### What the exercise asks
Word for word, please restate each record and pass over the pictures.
-------- Data for processing
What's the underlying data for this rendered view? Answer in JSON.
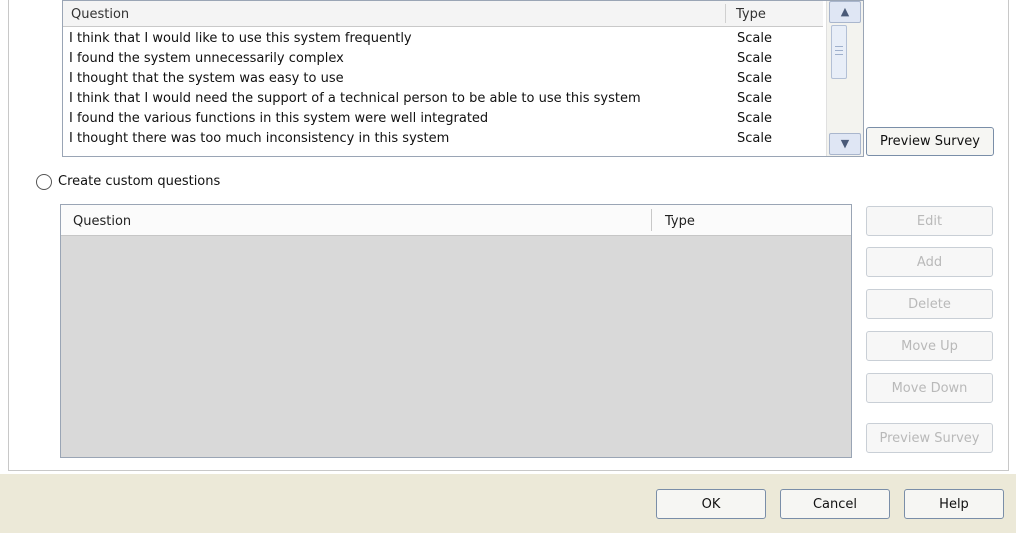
{
  "preset_list": {
    "columns": {
      "question": "Question",
      "type": "Type"
    },
    "rows": [
      {
        "question": "I think that I would like to use this system frequently",
        "type": "Scale"
      },
      {
        "question": "I found the system unnecessarily complex",
        "type": "Scale"
      },
      {
        "question": "I thought that the system was easy to use",
        "type": "Scale"
      },
      {
        "question": "I think that I would need the support of a technical person to be able to use this system",
        "type": "Scale"
      },
      {
        "question": "I found the various functions in this system were well integrated",
        "type": "Scale"
      },
      {
        "question": "I thought there was too much inconsistency in this system",
        "type": "Scale"
      }
    ],
    "preview_label": "Preview Survey"
  },
  "custom": {
    "radio_label": "Create custom questions",
    "columns": {
      "question": "Question",
      "type": "Type"
    },
    "buttons": {
      "edit": "Edit",
      "add": "Add",
      "delete": "Delete",
      "move_up": "Move Up",
      "move_down": "Move Down",
      "preview": "Preview Survey"
    }
  },
  "footer": {
    "ok": "OK",
    "cancel": "Cancel",
    "help": "Help"
  },
  "icons": {
    "scroll_up": "chevron-up-icon",
    "scroll_down": "chevron-down-icon"
  },
  "colors": {
    "footer_bg": "#ece9d8",
    "button_border": "#7a8ea8",
    "disabled_text": "#b9b9b9"
  }
}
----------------
### Answer space
What's the underlying data for this rendered view? Answer in JSON.
{
  "preset_list": {
    "columns": {
      "question": "Question",
      "type": "Type"
    },
    "rows": [
      {
        "question": "I think that I would like to use this system frequently",
        "type": "Scale"
      },
      {
        "question": "I found the system unnecessarily complex",
        "type": "Scale"
      },
      {
        "question": "I thought that the system was easy to use",
        "type": "Scale"
      },
      {
        "question": "I think that I would need the support of a technical person to be able to use this system",
        "type": "Scale"
      },
      {
        "question": "I found the various functions in this system were well integrated",
        "type": "Scale"
      },
      {
        "question": "I thought there was too much inconsistency in this system",
        "type": "Scale"
      }
    ],
    "preview_label": "Preview Survey"
  },
  "custom": {
    "radio_label": "Create custom questions",
    "columns": {
      "question": "Question",
      "type": "Type"
    },
    "buttons": {
      "edit": "Edit",
      "add": "Add",
      "delete": "Delete",
      "move_up": "Move Up",
      "move_down": "Move Down",
      "preview": "Preview Survey"
    }
  },
  "footer": {
    "ok": "OK",
    "cancel": "Cancel",
    "help": "Help"
  },
  "icons": {
    "scroll_up": "chevron-up-icon",
    "scroll_down": "chevron-down-icon"
  },
  "colors": {
    "footer_bg": "#ece9d8",
    "button_border": "#7a8ea8",
    "disabled_text": "#b9b9b9"
  }
}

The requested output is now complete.